Your goal » Your task is to filter the entries and copy every line containing the string "this".
====== Provided data ======
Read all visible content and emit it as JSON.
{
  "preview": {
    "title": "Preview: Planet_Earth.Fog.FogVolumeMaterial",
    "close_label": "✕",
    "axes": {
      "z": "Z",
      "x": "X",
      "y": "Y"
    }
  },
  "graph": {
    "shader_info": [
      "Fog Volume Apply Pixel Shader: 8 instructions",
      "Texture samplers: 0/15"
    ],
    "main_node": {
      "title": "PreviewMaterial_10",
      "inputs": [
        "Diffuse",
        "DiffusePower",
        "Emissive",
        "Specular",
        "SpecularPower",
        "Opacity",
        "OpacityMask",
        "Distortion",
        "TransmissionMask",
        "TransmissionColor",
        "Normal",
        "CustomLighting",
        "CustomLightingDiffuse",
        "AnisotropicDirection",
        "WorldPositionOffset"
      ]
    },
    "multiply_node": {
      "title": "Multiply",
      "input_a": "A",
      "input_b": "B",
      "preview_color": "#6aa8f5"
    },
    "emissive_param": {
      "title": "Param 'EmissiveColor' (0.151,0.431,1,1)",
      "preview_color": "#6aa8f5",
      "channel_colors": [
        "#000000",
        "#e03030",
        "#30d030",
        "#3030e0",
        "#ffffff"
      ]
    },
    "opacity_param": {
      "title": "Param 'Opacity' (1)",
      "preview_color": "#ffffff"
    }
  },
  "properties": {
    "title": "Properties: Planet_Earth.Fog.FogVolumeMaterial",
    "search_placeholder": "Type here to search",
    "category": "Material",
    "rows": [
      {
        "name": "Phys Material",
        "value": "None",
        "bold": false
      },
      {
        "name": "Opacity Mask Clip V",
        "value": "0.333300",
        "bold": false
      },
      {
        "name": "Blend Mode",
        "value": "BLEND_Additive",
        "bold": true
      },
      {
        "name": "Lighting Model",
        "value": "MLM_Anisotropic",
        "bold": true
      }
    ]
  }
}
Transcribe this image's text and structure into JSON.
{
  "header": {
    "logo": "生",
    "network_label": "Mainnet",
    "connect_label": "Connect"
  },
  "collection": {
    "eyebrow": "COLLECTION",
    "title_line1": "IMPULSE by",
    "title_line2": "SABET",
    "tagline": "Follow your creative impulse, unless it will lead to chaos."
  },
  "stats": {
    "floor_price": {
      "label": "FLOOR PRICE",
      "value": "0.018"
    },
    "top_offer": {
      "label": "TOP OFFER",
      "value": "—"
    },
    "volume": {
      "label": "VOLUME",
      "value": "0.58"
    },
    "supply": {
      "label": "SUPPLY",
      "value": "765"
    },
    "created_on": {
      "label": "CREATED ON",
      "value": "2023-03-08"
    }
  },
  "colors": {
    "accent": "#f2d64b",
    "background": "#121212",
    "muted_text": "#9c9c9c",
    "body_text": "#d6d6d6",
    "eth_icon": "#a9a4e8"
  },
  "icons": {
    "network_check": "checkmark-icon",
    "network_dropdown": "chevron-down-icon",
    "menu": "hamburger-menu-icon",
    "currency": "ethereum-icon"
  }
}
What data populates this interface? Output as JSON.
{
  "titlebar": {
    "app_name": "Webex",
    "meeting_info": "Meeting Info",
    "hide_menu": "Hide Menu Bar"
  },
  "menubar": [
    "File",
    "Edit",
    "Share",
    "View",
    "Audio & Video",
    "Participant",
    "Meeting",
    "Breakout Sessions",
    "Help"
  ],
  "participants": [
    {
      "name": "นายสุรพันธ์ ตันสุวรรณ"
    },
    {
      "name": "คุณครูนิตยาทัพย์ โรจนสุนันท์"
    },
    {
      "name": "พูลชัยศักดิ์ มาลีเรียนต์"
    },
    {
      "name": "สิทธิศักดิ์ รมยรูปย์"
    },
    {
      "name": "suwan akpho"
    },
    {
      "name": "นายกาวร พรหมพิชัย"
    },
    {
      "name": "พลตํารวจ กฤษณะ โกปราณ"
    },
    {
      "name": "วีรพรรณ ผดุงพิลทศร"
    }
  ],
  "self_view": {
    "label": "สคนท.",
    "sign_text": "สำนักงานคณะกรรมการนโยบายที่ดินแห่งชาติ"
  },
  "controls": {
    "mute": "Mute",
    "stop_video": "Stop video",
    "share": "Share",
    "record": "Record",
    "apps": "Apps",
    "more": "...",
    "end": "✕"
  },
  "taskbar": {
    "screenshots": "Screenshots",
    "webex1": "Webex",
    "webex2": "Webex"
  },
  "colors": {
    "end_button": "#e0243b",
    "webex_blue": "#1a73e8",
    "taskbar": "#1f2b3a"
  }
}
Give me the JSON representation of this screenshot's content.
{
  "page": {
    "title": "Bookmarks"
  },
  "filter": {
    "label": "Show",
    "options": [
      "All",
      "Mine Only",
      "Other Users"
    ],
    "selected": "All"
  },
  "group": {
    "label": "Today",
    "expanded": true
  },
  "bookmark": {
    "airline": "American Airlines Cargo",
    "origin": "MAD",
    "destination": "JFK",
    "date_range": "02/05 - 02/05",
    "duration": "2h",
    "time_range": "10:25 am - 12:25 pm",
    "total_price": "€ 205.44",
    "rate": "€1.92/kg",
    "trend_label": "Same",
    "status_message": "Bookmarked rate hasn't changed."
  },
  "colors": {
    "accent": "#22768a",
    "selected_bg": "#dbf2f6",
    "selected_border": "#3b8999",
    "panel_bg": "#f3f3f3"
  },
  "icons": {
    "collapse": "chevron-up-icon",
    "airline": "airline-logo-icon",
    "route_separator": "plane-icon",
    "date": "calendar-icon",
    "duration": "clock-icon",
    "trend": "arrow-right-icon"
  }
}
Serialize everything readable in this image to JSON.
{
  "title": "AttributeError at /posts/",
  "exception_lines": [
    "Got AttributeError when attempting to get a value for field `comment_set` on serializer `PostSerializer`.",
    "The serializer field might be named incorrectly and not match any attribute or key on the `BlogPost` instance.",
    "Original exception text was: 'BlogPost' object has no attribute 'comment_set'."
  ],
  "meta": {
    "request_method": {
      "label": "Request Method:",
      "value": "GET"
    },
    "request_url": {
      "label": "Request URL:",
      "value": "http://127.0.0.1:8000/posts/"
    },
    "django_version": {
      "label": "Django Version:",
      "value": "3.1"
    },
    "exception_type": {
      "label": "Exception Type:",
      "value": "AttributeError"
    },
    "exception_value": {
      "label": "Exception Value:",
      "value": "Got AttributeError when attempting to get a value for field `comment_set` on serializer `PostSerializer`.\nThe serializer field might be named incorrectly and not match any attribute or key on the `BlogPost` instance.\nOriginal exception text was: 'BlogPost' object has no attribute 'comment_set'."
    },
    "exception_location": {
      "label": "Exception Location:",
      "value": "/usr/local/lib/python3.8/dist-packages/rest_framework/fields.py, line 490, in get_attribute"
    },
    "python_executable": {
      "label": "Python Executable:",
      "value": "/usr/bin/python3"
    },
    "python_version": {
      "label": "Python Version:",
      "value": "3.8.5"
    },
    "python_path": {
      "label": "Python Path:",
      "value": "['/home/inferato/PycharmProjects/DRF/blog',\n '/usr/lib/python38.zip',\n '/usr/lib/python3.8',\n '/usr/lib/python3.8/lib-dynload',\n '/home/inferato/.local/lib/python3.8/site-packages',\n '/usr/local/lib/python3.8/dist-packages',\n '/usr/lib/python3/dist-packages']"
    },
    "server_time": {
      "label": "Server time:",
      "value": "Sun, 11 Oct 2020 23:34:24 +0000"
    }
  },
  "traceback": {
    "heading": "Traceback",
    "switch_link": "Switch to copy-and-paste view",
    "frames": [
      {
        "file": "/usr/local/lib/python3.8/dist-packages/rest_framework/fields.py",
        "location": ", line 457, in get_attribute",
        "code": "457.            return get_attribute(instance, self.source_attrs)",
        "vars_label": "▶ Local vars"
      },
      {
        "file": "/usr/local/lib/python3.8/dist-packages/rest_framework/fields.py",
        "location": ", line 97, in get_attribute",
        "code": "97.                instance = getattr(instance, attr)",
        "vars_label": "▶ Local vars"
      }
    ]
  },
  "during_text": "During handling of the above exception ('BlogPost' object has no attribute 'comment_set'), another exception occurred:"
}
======
Exercise response »
Transcribe this image's text and structure into JSON.
What data populates this interface? Output as JSON.
Give me the JSON representation of this screenshot's content.
Serialize everything readable in this image to JSON.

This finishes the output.